It’s an awkward start to my pottery journey. I’ve arrived at the Kiln Rooms in Peckham, south-east London, dressed as Demi Moore, star of the movie Ghost, and the most famous pottery scene ever filmed. “Should I have worn a tank top?” asks my tutor David McGuire. Tank top? I realise with horror that he has never seen the film. “When you say you’re a potter, people always mention Ghost!” he winces, almost in physical pain. I have no idea why he thinks Patrick Swayze wears a tank top in it. Then again, when I check the film, I realise I am dressed nothing like Demi Moore either. Is McGuire choosing not to watch Ghost purely on a point of principle? Perhaps, he admits. You should watch it, I insist, it’s classic Whoopi Goldberg. “Shall we make a start?” he says.

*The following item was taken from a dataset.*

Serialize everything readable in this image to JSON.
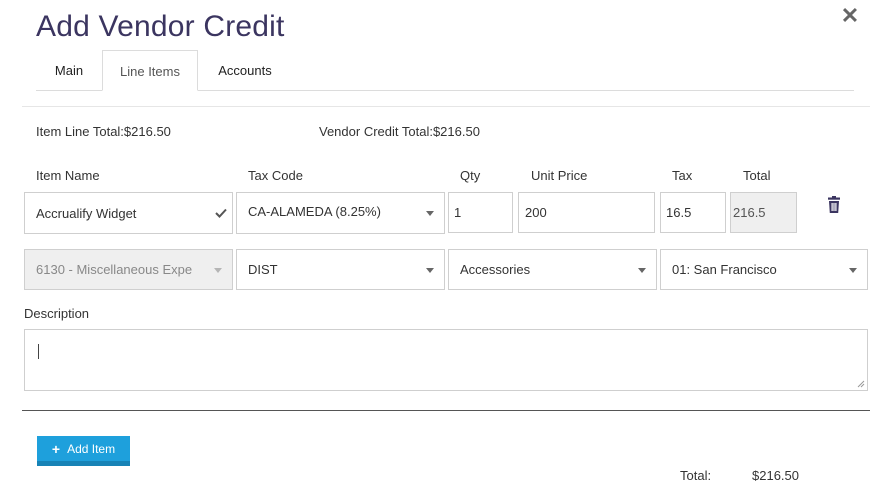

The lesson begins with physical heft, pushing and turning the clay in an arduous technique known as ram’s head wedging. Wedging removes air pockets from the clay, lest they cause the finished product to bloat or explode in the oven. It’s like kneading dough, I remark, always thinking about pizza. It’s the opposite, says McGuire, apologetically, as kneading introduces air to dough. He has a lovely Donegal accent, which makes corrections easy to hear. Also, I’m thinking about putting a quattro formaggi in my oven tonight, which will certainly lead to bloating, possibly an explosion.
After the death of her husband, Marilyn Bersey struggled with her identity. But she had been a performer all her life, and suddenly a new world opened up to her
When Marilyn Bersey, 74, stands on stage and removes her last piece of clothing to reveal her nipple tassels, she triggers the pyrotechnics. From the audience there is “the admiration, the affirmation, the claps, the whoops, the cheers”. Well, she explains: “When I retired, I promised myself I wouldn’t be one of those pensioners who sit and knit.”
Becoming a burlesque performer may seem an extreme form of resistance to this stereotype, but Bersey, who lives in warden-assisted accommodation in Ventnor on the Isle of Wight, had finally stabilised a huge weight loss. At the same time, she was adjusting to life without her second husband, whom she had cared for through Parkinson’s disease. She was searching for a form of exercise and self-expression that would fit the new shape of her life.